Lawrence Yun, NAR chief economist added, “The creation of jobs added at a steady clip and the prospect of higher mortgage rates and home prices down the road is encouraging more households to buy now. As a result, current homeowners are using their increasing housing equity towards the down payment on their next purchase."
According to the NAR, the median existing-home price for all housing types in July was $234,000, which is 5.6 percent above July 2014. This in increase marks the 41st consecutive month of year-over-year gains. The median existing single-family home price was $235,500 in July, up 5.8 percent from July 2014.
"Despite the strong growth in sales since this spring, declining affordability could begin to slowly dampen demand," Yun said. "Realtors in some markets reported slower foot traffic in July in part because of low inventory and concerns about the continued rise in home prices without commensurate income gains."
NAR reported that total housing inventory declined 0.4 percent to 2.24 million existing homes available for sale at the end of July. This total is now 4.7 percent lower than a year ago when inventory levels reached 2.35 million.
“Tight inventory across the country continues to put pressure on home prices,” Hepp said. “As more potential buyers are being pushed out of the market, home sellers may be reluctant to sell if there is a perception that they might not be able to find another home to buy–thus perpetuating the problem.”
Another decline was recorded in the percent share of first-time buyers in July for the second consecutive month. First-time buyers in July lowered to 28 percent from 30 percent in June, the lowest share since January of this year which was 28 percent.

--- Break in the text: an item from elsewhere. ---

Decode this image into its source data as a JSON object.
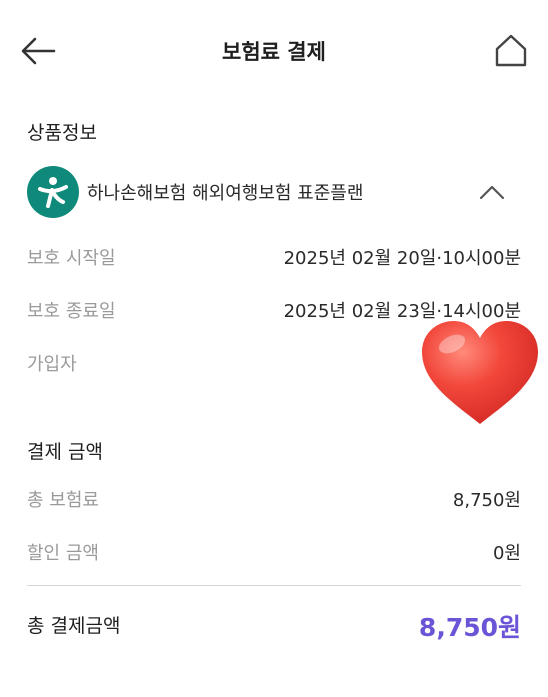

"The fact that first-time buyers represented a lower share of the market compared to a year ago even though sales are considerably higher is indicative of the challenges many young adults continue to face," Yun said. "Rising rents and flat wage growth make it difficult for many to save for a down payment, and the dearth of supply in affordable price ranges is limiting their options."